Chill out with central air conditioning
The air conditioning process cools and removes moisture from indoor air to create a cooler, more comfortable environment during hot weather. Air conditioning (or "AC") units are available in numerous styles and use various methods to create cool air. Thus, while central air conditioning systems are common, they are not your only option. Other systems may be more efficient and cost-effective, depending on the size of the space you want to keep cool.
Common Types of Air Conditioners
Central air conditioning is an integral part of a complete HVAC setup, along with heating and ventilation systems. These systems are usually powered by a condensing unit, which is often placed in the backyard or, in the case of an apartment building, on the roof or in the courtyard. Multiple condensers are needed to cool buildings with a large number of residential units.
Window air conditioners provide an economical alternative for smaller spaces. As their name implies, these units are mounted in windows and pump cooler air into the room. They are inexpensive, easy to install and cool small rooms much more effectively than fans.
The Various Parts of an Air Conditioner
Unless you're putting in a window unit, you're probably not going to tackle your air conditioning installation on your own. However, it's still important that you understand how AC systems work. First, there are three main air conditioning parts to know about: the compressor, the condenser and the evaporator.
The role of the compressor is to "squeeze" the working fluid, which is pumped into the compressor as a cool, low-pressure gas and pumped out as a hot, high-pressure gas. This hot, high-pressure gas then enters the condenser, where it undergoes high-pressure processes and condenses from a gas to a liquid. Finally, the cooled liquid is forced into the evaporator, where the thermal exchange process takes place. In the evaporator, the working fluid is changed into a gas yet again, but this time it extracts heat from the surrounding air. This cooled air that results is then forced into the house using fans and vents.

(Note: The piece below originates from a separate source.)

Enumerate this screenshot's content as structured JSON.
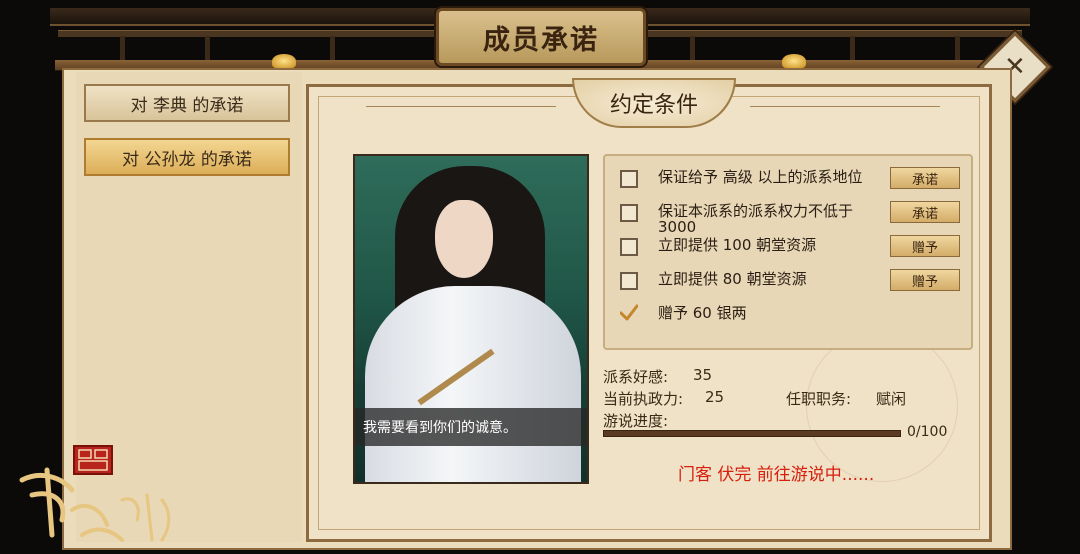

An air conditioning filter is used to trap dust, dirt and other particles in the cooled air, preventing them from entering your home. However, over time, these filters become clogged. Regularly changing your air conditioning filter is one of the simplest things you can do to ensure your system continues to run smoothly and reliably.